Stat: Private equity, healthcare, and profits: It’s time to protect patients
Stat reported how it is essential to closely monitor potential fraud by private equity firms that are “further encroach[ing] upon the health care industry” so that “patients’ best interests are protected and prioritized.”
Stat, March 24, 2022: Private equity, health care, and profits: It’s time to protect patients
According to Stat, “when private equity buys a health care company, patients often pay the price. A 2021 study concluded that private equity ownership increases the short-term mortality of nursing home residents by 10%, which represents more than 20,000 lives lost during a 12-year period, likely due to lowered nursing-staff-to-resident ratios and the diversion of patient care funding to private equity owners. An investigation by USA Today and Newsy found that when private equity firms acquire an interest in dental practices treating Medicaid patients, often children, those practices tend to incentivize dentists to increase the volume of procedures, regardless of medical necessity.”
Citing the Private Equity Stakeholder Project’s report “The Kids Are Not Alright: How Private Equity Profits Off of Behavioral Health Services for Vulnerable and At-Risk Youth,” Stat shared the report’s conclusions that expansion of these companies into behavioral health services for vulnerable and at-risk youth has led to safety issues, quality of care issues, and even “horrific conditions” when short-term profits trump other considerations.
The article also observed, “Private equity investments often involve raising substantial amounts of debt financing to obtain a controlling interest in a company, secured by that company’s assets, which can leave the operating company with a significant debt burden on its cash flow that increases the risk of a future bankruptcy.
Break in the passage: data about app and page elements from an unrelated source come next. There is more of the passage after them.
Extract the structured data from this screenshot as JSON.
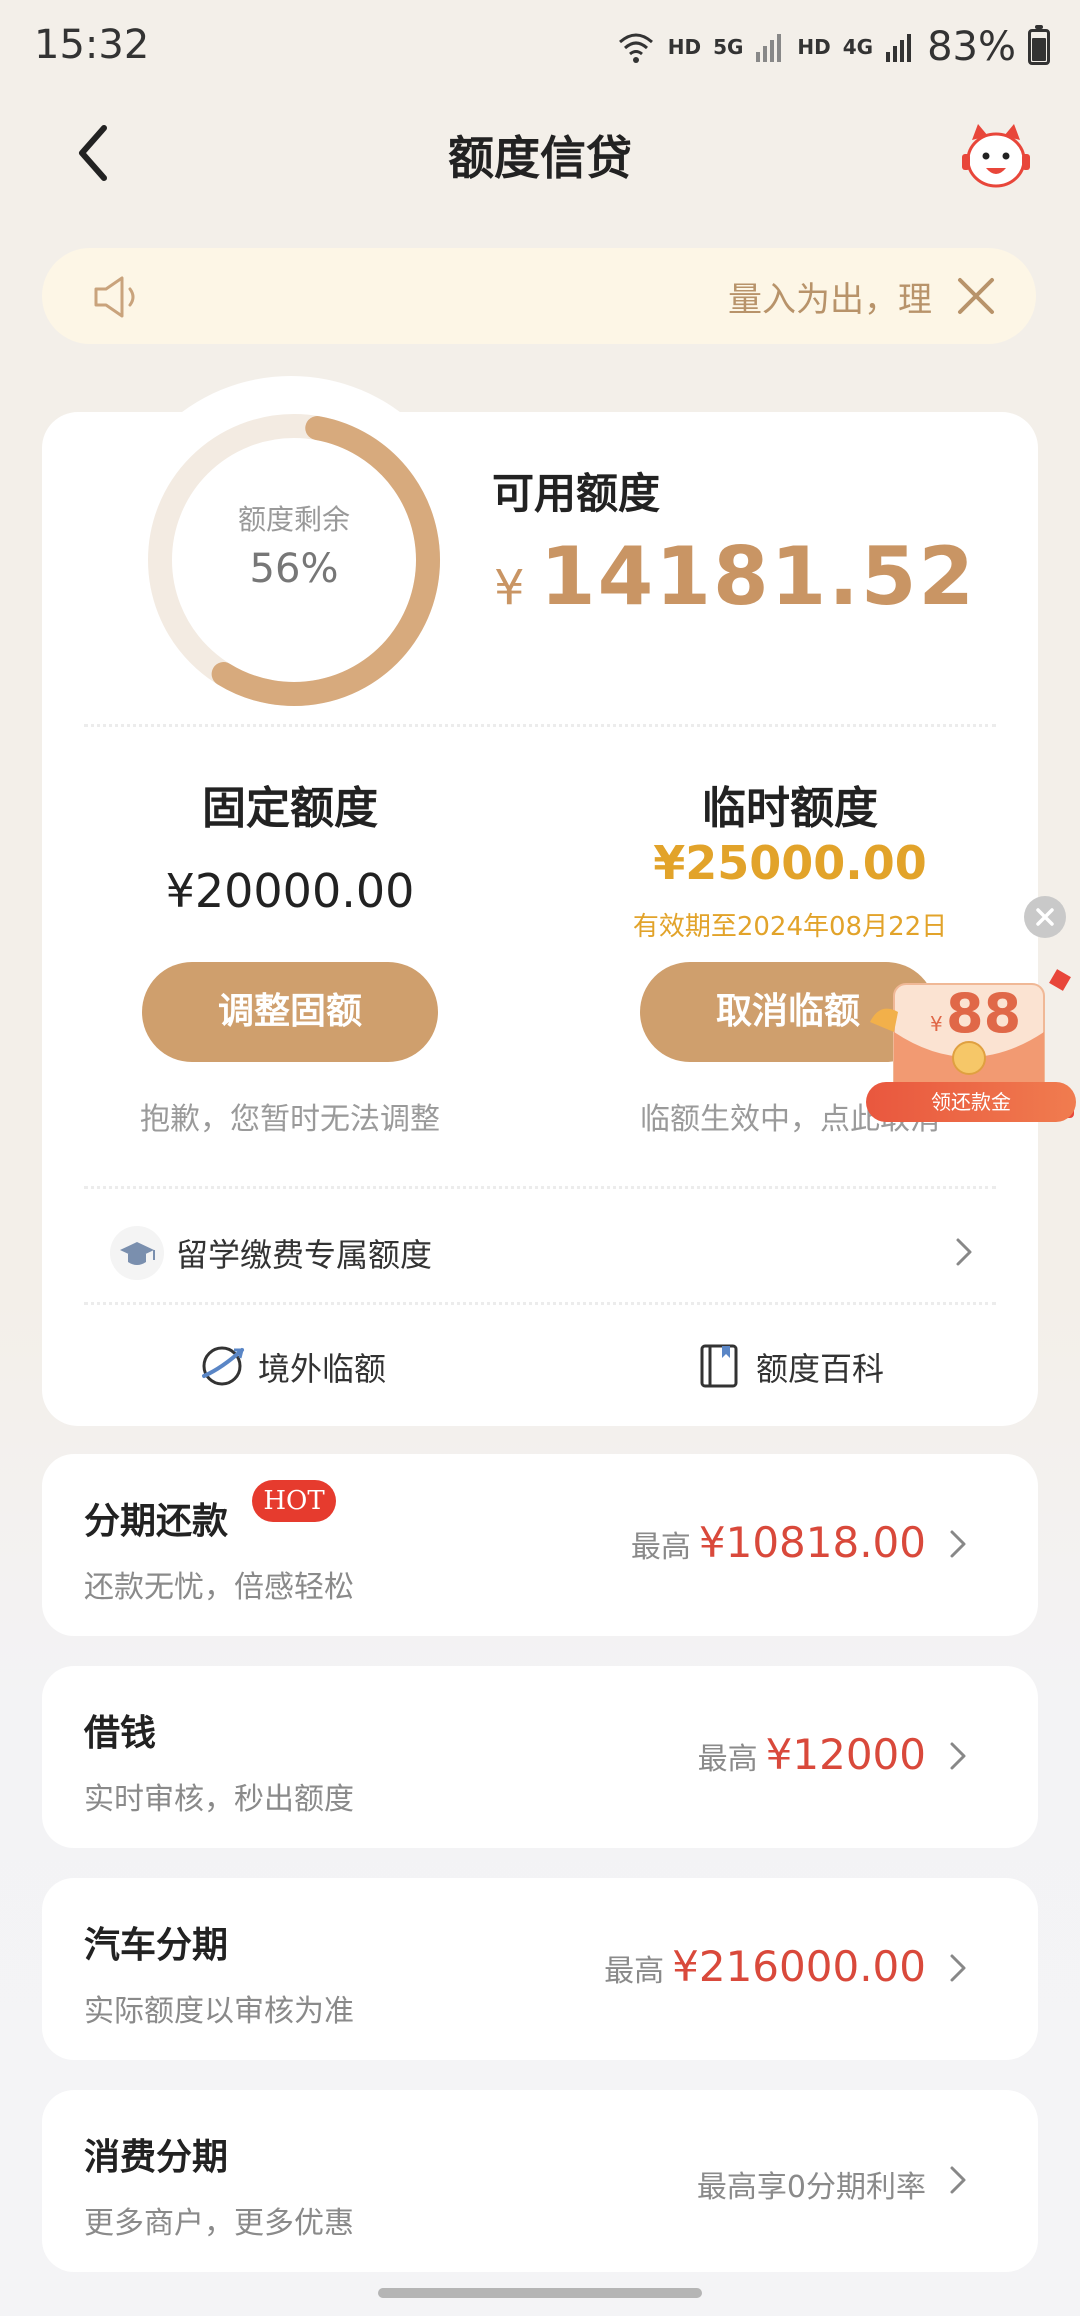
{
  "status_bar": {
    "time": "15:32",
    "wifi_badge": "6",
    "hd1": "HD",
    "net1": "5G",
    "hd2": "HD",
    "net2": "4G",
    "battery": "83%"
  },
  "header": {
    "title": "额度信贷",
    "back_icon": "chevron-left-icon",
    "mascot_icon": "mascot-icon"
  },
  "notice": {
    "text": "量入为出，理"
  },
  "credit": {
    "ring_label": "额度剩余",
    "ring_percent": "56%",
    "ring_fraction": 0.56,
    "available_label": "可用额度",
    "currency": "¥",
    "available_amount": "14181.52",
    "fixed": {
      "title": "固定额度",
      "amount": "¥20000.00",
      "button": "调整固额",
      "note": "抱歉，您暂时无法调整"
    },
    "temporary": {
      "title": "临时额度",
      "amount": "¥25000.00",
      "valid_until": "有效期至2024年08月22日",
      "button": "取消临额",
      "note": "临额生效中，点此取消"
    },
    "study_row": "留学缴费专属额度",
    "quick": {
      "overseas": "境外临额",
      "encyclopedia": "额度百科"
    }
  },
  "products": [
    {
      "title": "分期还款",
      "badge": "HOT",
      "subtitle": "还款无忧，倍感轻松",
      "prefix": "最高",
      "value": "¥10818.00"
    },
    {
      "title": "借钱",
      "subtitle": "实时审核，秒出额度",
      "prefix": "最高",
      "value": "¥12000"
    },
    {
      "title": "汽车分期",
      "subtitle": "实际额度以审核为准",
      "prefix": "最高",
      "value": "¥216000.00"
    },
    {
      "title": "消费分期",
      "subtitle": "更多商户，更多优惠",
      "right_text": "最高享0分期利率"
    }
  ],
  "ad": {
    "yen": "¥",
    "amount": "88",
    "label": "领还款金"
  },
  "colors": {
    "accent": "#cf9f6d",
    "amount_gold": "#c99564",
    "temp_amount": "#e2a32a",
    "price_red": "#d9493b"
  }
}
“The combination of leveraged investments in companies with the one-sided performance fee that rewards private equity firms for profitable investments but does not penalize them for unprofitable ones creates a distorted structure that incentivizes these firms to select risky investments and to operate them in a risky fashion.”